What is expected:
Pick out each line below containing "available".

(Data records for software interfaces)
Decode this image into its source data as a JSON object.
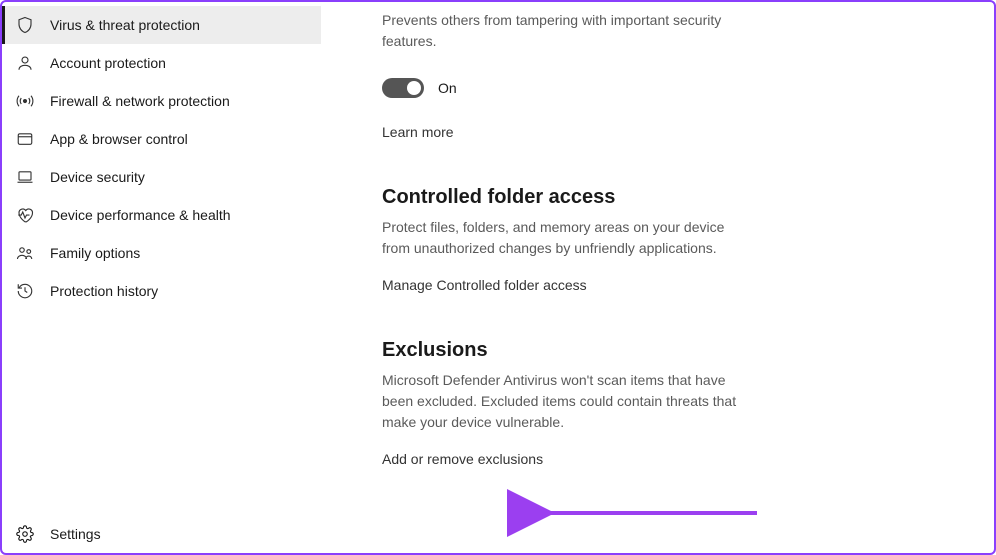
{
  "sidebar": {
    "items": [
      {
        "label": "Virus & threat protection",
        "active": true
      },
      {
        "label": "Account protection",
        "active": false
      },
      {
        "label": "Firewall & network protection",
        "active": false
      },
      {
        "label": "App & browser control",
        "active": false
      },
      {
        "label": "Device security",
        "active": false
      },
      {
        "label": "Device performance & health",
        "active": false
      },
      {
        "label": "Family options",
        "active": false
      },
      {
        "label": "Protection history",
        "active": false
      }
    ],
    "settings_label": "Settings"
  },
  "main": {
    "tamper": {
      "desc": "Prevents others from tampering with important security features.",
      "toggle_state": "On",
      "learn_more": "Learn more"
    },
    "cfa": {
      "title": "Controlled folder access",
      "desc": "Protect files, folders, and memory areas on your device from unauthorized changes by unfriendly applications.",
      "link": "Manage Controlled folder access"
    },
    "exclusions": {
      "title": "Exclusions",
      "desc": "Microsoft Defender Antivirus won't scan items that have been excluded. Excluded items could contain threats that make your device vulnerable.",
      "link": "Add or remove exclusions"
    }
  }
}
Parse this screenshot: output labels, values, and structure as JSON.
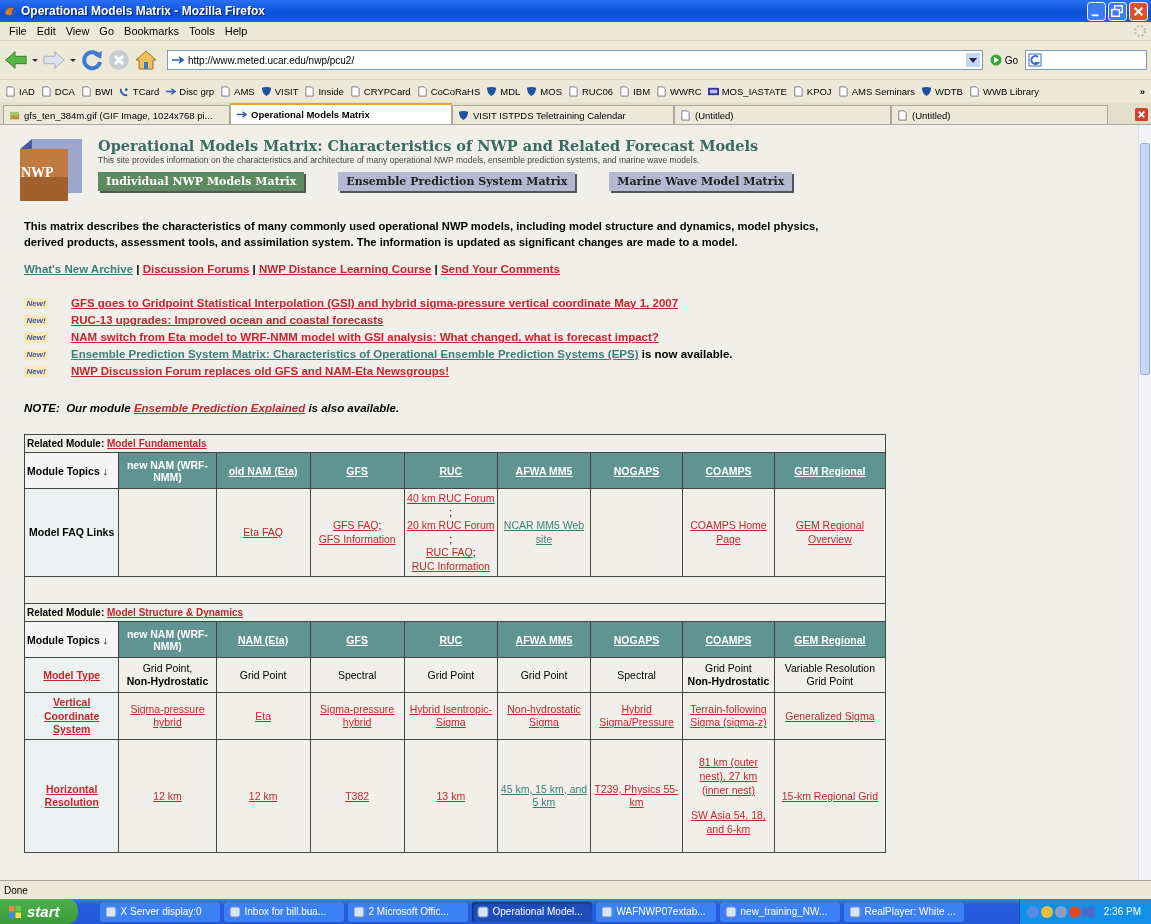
{
  "window": {
    "title": "Operational Models Matrix - Mozilla Firefox"
  },
  "menu": [
    "File",
    "Edit",
    "View",
    "Go",
    "Bookmarks",
    "Tools",
    "Help"
  ],
  "address": {
    "value": "http://www.meted.ucar.edu/nwp/pcu2/",
    "go": "Go"
  },
  "bookmarks": [
    {
      "label": "IAD",
      "kind": "page"
    },
    {
      "label": "DCA",
      "kind": "page"
    },
    {
      "label": "BWI",
      "kind": "page"
    },
    {
      "label": "TCard",
      "kind": "dish"
    },
    {
      "label": "Disc grp",
      "kind": "arrow"
    },
    {
      "label": "AMS",
      "kind": "page"
    },
    {
      "label": "VISIT",
      "kind": "shield"
    },
    {
      "label": "Inside",
      "kind": "page"
    },
    {
      "label": "CRYPCard",
      "kind": "page"
    },
    {
      "label": "CoCoRaHS",
      "kind": "page"
    },
    {
      "label": "MDL",
      "kind": "shield"
    },
    {
      "label": "MOS",
      "kind": "shield"
    },
    {
      "label": "RUC06",
      "kind": "page"
    },
    {
      "label": "IBM",
      "kind": "page"
    },
    {
      "label": "WWRC",
      "kind": "page"
    },
    {
      "label": "MOS_IASTATE",
      "kind": "badge"
    },
    {
      "label": "KPOJ",
      "kind": "page"
    },
    {
      "label": "AMS Seminars",
      "kind": "page"
    },
    {
      "label": "WDTB",
      "kind": "shield"
    },
    {
      "label": "WWB Library",
      "kind": "page"
    }
  ],
  "bookmarks_more": "»",
  "tabs": [
    {
      "label": "gfs_ten_384m.gif (GIF Image, 1024x768 pi...",
      "kind": "image",
      "selected": false
    },
    {
      "label": "Operational Models Matrix",
      "kind": "arrow",
      "selected": true
    },
    {
      "label": "VISIT ISTPDS Teletraining Calendar",
      "kind": "shield",
      "selected": false
    },
    {
      "label": "(Untitled)",
      "kind": "page",
      "selected": false
    },
    {
      "label": "(Untitled)",
      "kind": "page",
      "selected": false
    }
  ],
  "page": {
    "logo": "NWP",
    "title": "Operational Models Matrix: Characteristics of NWP and Related Forecast Models",
    "subtitle": "This site provides information on the characteristics and architecture of many operational NWP models, ensemble prediction systems, and marine wave models.",
    "nav": [
      {
        "label": "Individual NWP Models Matrix",
        "selected": true
      },
      {
        "label": "Ensemble Prediction System Matrix",
        "selected": false
      },
      {
        "label": "Marine Wave Model Matrix",
        "selected": false
      }
    ],
    "intro": "This matrix describes the characteristics of many commonly used operational NWP models, including model structure and dynamics, model physics, derived products, assessment tools, and assimilation system. The information is updated as significant changes are made to a model.",
    "links": [
      {
        "text": "What's New Archive",
        "kind": "visited"
      },
      {
        "text": " | ",
        "kind": "plain"
      },
      {
        "text": "Discussion Forums",
        "kind": "link"
      },
      {
        "text": " | ",
        "kind": "plain"
      },
      {
        "text": "NWP Distance Learning Course",
        "kind": "link"
      },
      {
        "text": " | ",
        "kind": "plain"
      },
      {
        "text": "Send Your Comments",
        "kind": "link"
      }
    ],
    "news": [
      {
        "badge": "New!",
        "parts": [
          {
            "text": "GFS goes to Gridpoint Statistical Interpolation (GSI) and hybrid sigma-pressure vertical coordinate May 1, 2007",
            "kind": "link"
          }
        ]
      },
      {
        "badge": "New!",
        "parts": [
          {
            "text": "RUC-13 upgrades: Improved ocean and coastal forecasts",
            "kind": "link"
          }
        ]
      },
      {
        "badge": "New!",
        "parts": [
          {
            "text": "NAM switch from Eta model to WRF-NMM model with GSI analysis: What changed, what is forecast impact?",
            "kind": "link"
          }
        ]
      },
      {
        "badge": "New!",
        "parts": [
          {
            "text": "Ensemble Prediction System Matrix: Characteristics of Operational Ensemble Prediction Systems (EPS)",
            "kind": "visited"
          },
          {
            "text": " is now available.",
            "kind": "plain"
          }
        ]
      },
      {
        "badge": "New!",
        "parts": [
          {
            "text": "NWP Discussion Forum replaces old GFS and NAM-Eta Newsgroups!",
            "kind": "link"
          }
        ]
      }
    ],
    "note": [
      {
        "text": "NOTE:",
        "kind": "plain"
      },
      {
        "text": "  Our module ",
        "kind": "plain"
      },
      {
        "text": "Ensemble Prediction Explained",
        "kind": "link"
      },
      {
        "text": " is also available.",
        "kind": "plain"
      }
    ],
    "sections": [
      {
        "module_label": "Related Module:",
        "module_link": "Model Fundamentals",
        "columns": [
          {
            "text": "Module Topics ↓",
            "kind": "topic"
          },
          {
            "text": "new NAM (WRF-NMM)",
            "kind": "plain"
          },
          {
            "text": "old NAM (Eta)",
            "kind": "link"
          },
          {
            "text": "GFS",
            "kind": "link"
          },
          {
            "text": "RUC",
            "kind": "link"
          },
          {
            "text": "AFWA MM5",
            "kind": "link"
          },
          {
            "text": "NOGAPS",
            "kind": "link"
          },
          {
            "text": "COAMPS",
            "kind": "link"
          },
          {
            "text": "GEM Regional",
            "kind": "link"
          }
        ],
        "rows": [
          {
            "cells": [
              {
                "lines": [
                  [
                    {
                      "text": "Model FAQ Links",
                      "kind": "bold"
                    }
                  ]
                ]
              },
              "",
              {
                "lines": [
                  [
                    {
                      "text": "Eta FAQ",
                      "kind": "link"
                    }
                  ]
                ]
              },
              {
                "lines": [
                  [
                    {
                      "text": "GFS FAQ",
                      "kind": "link"
                    },
                    {
                      "text": ";",
                      "kind": "plain"
                    }
                  ],
                  [
                    {
                      "text": "GFS Information",
                      "kind": "link"
                    }
                  ]
                ]
              },
              {
                "lines": [
                  [
                    {
                      "text": "40 km RUC Forum",
                      "kind": "link"
                    },
                    {
                      "text": ";",
                      "kind": "plain"
                    }
                  ],
                  [
                    {
                      "text": "20 km RUC Forum",
                      "kind": "link"
                    },
                    {
                      "text": ";",
                      "kind": "plain"
                    }
                  ],
                  [
                    {
                      "text": "RUC FAQ",
                      "kind": "link"
                    },
                    {
                      "text": ";",
                      "kind": "plain"
                    }
                  ],
                  [
                    {
                      "text": "RUC Information",
                      "kind": "link"
                    }
                  ]
                ]
              },
              {
                "lines": [
                  [
                    {
                      "text": "NCAR MM5 Web site",
                      "kind": "visited"
                    }
                  ]
                ]
              },
              "",
              {
                "lines": [
                  [
                    {
                      "text": "COAMPS Home Page",
                      "kind": "link"
                    }
                  ]
                ]
              },
              {
                "lines": [
                  [
                    {
                      "text": "GEM Regional Overview",
                      "kind": "link"
                    }
                  ]
                ]
              }
            ]
          }
        ]
      },
      {
        "module_label": "Related Module:",
        "module_link": "Model Structure & Dynamics",
        "columns": [
          {
            "text": "Module Topics ↓",
            "kind": "topic"
          },
          {
            "text": "new NAM (WRF-NMM)",
            "kind": "plain"
          },
          {
            "text": "NAM (Eta)",
            "kind": "link"
          },
          {
            "text": "GFS",
            "kind": "link"
          },
          {
            "text": "RUC",
            "kind": "link"
          },
          {
            "text": "AFWA MM5",
            "kind": "link"
          },
          {
            "text": "NOGAPS",
            "kind": "link"
          },
          {
            "text": "COAMPS",
            "kind": "link"
          },
          {
            "text": "GEM Regional",
            "kind": "link"
          }
        ],
        "rows": [
          {
            "cells": [
              {
                "lines": [
                  [
                    {
                      "text": "Model Type",
                      "kind": "link"
                    }
                  ]
                ]
              },
              {
                "lines": [
                  [
                    {
                      "text": "Grid Point,",
                      "kind": "plain"
                    }
                  ],
                  [
                    {
                      "text": "Non-Hydrostatic",
                      "kind": "bold"
                    }
                  ]
                ]
              },
              {
                "lines": [
                  [
                    {
                      "text": "Grid Point",
                      "kind": "plain"
                    }
                  ]
                ]
              },
              {
                "lines": [
                  [
                    {
                      "text": "Spectral",
                      "kind": "plain"
                    }
                  ]
                ]
              },
              {
                "lines": [
                  [
                    {
                      "text": "Grid Point",
                      "kind": "plain"
                    }
                  ]
                ]
              },
              {
                "lines": [
                  [
                    {
                      "text": "Grid Point",
                      "kind": "plain"
                    }
                  ]
                ]
              },
              {
                "lines": [
                  [
                    {
                      "text": "Spectral",
                      "kind": "plain"
                    }
                  ]
                ]
              },
              {
                "lines": [
                  [
                    {
                      "text": "Grid Point",
                      "kind": "plain"
                    }
                  ],
                  [
                    {
                      "text": "Non-Hydrostatic",
                      "kind": "bold"
                    }
                  ]
                ]
              },
              {
                "lines": [
                  [
                    {
                      "text": "Variable Resolution Grid Point",
                      "kind": "plain"
                    }
                  ]
                ]
              }
            ]
          },
          {
            "cells": [
              {
                "lines": [
                  [
                    {
                      "text": "Vertical Coordinate System",
                      "kind": "link"
                    }
                  ]
                ]
              },
              {
                "lines": [
                  [
                    {
                      "text": "Sigma-pressure hybrid",
                      "kind": "link"
                    }
                  ]
                ]
              },
              {
                "lines": [
                  [
                    {
                      "text": "Eta",
                      "kind": "link"
                    }
                  ]
                ]
              },
              {
                "lines": [
                  [
                    {
                      "text": "Sigma-pressure hybrid",
                      "kind": "link"
                    }
                  ]
                ]
              },
              {
                "lines": [
                  [
                    {
                      "text": "Hybrid Isentropic-Sigma",
                      "kind": "link"
                    }
                  ]
                ]
              },
              {
                "lines": [
                  [
                    {
                      "text": "Non-hydrostatic Sigma",
                      "kind": "link"
                    }
                  ]
                ]
              },
              {
                "lines": [
                  [
                    {
                      "text": "Hybrid Sigma/Pressure",
                      "kind": "link"
                    }
                  ]
                ]
              },
              {
                "lines": [
                  [
                    {
                      "text": "Terrain-following Sigma (sigma-z)",
                      "kind": "link"
                    }
                  ]
                ]
              },
              {
                "lines": [
                  [
                    {
                      "text": "Generalized Sigma",
                      "kind": "link"
                    }
                  ]
                ]
              }
            ]
          },
          {
            "cells": [
              {
                "lines": [
                  [
                    {
                      "text": "Horizontal Resolution",
                      "kind": "link"
                    }
                  ]
                ]
              },
              {
                "lines": [
                  [
                    {
                      "text": "12 km",
                      "kind": "link"
                    }
                  ]
                ]
              },
              {
                "lines": [
                  [
                    {
                      "text": "12 km",
                      "kind": "link"
                    }
                  ]
                ]
              },
              {
                "lines": [
                  [
                    {
                      "text": "T382",
                      "kind": "link"
                    }
                  ]
                ]
              },
              {
                "lines": [
                  [
                    {
                      "text": "13 km",
                      "kind": "link"
                    }
                  ]
                ]
              },
              {
                "lines": [
                  [
                    {
                      "text": "45 km, 15 km, and 5 km",
                      "kind": "visited"
                    }
                  ]
                ]
              },
              {
                "lines": [
                  [
                    {
                      "text": "T239, Physics 55-km",
                      "kind": "link"
                    }
                  ]
                ]
              },
              {
                "lines": [
                  [
                    {
                      "text": "81 km (outer nest), 27 km (inner nest)",
                      "kind": "link"
                    }
                  ]
                ],
                "after_gap": [
                  [
                    {
                      "text": "SW Asia 54, 18, and 6-km",
                      "kind": "link"
                    }
                  ]
                ]
              },
              {
                "lines": [
                  [
                    {
                      "text": "15-km Regional Grid",
                      "kind": "link"
                    }
                  ]
                ]
              }
            ]
          }
        ]
      }
    ]
  },
  "status": "Done",
  "taskbar": {
    "start": "start",
    "items": [
      {
        "label": "X Server display:0",
        "selected": false
      },
      {
        "label": "Inbox for bill.bua...",
        "selected": false
      },
      {
        "label": "2 Microsoft Offic...",
        "selected": false
      },
      {
        "label": "Operational Model...",
        "selected": true
      },
      {
        "label": "WAFNWP07extab...",
        "selected": false
      },
      {
        "label": "new_training_NW...",
        "selected": false
      },
      {
        "label": "RealPlayer: White ...",
        "selected": false
      }
    ],
    "time": "2:36 PM"
  }
}
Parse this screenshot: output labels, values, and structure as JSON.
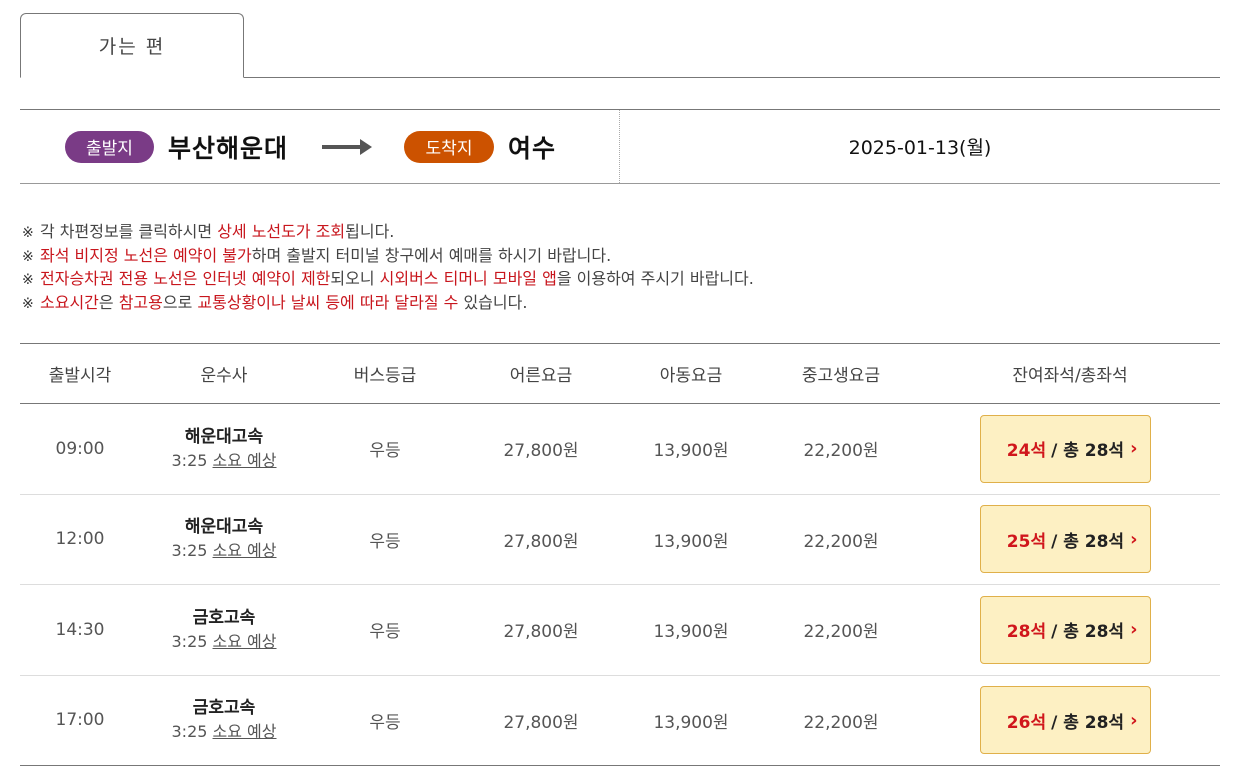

Result below:
            "text": " is now available.",
        "text": " is also available.",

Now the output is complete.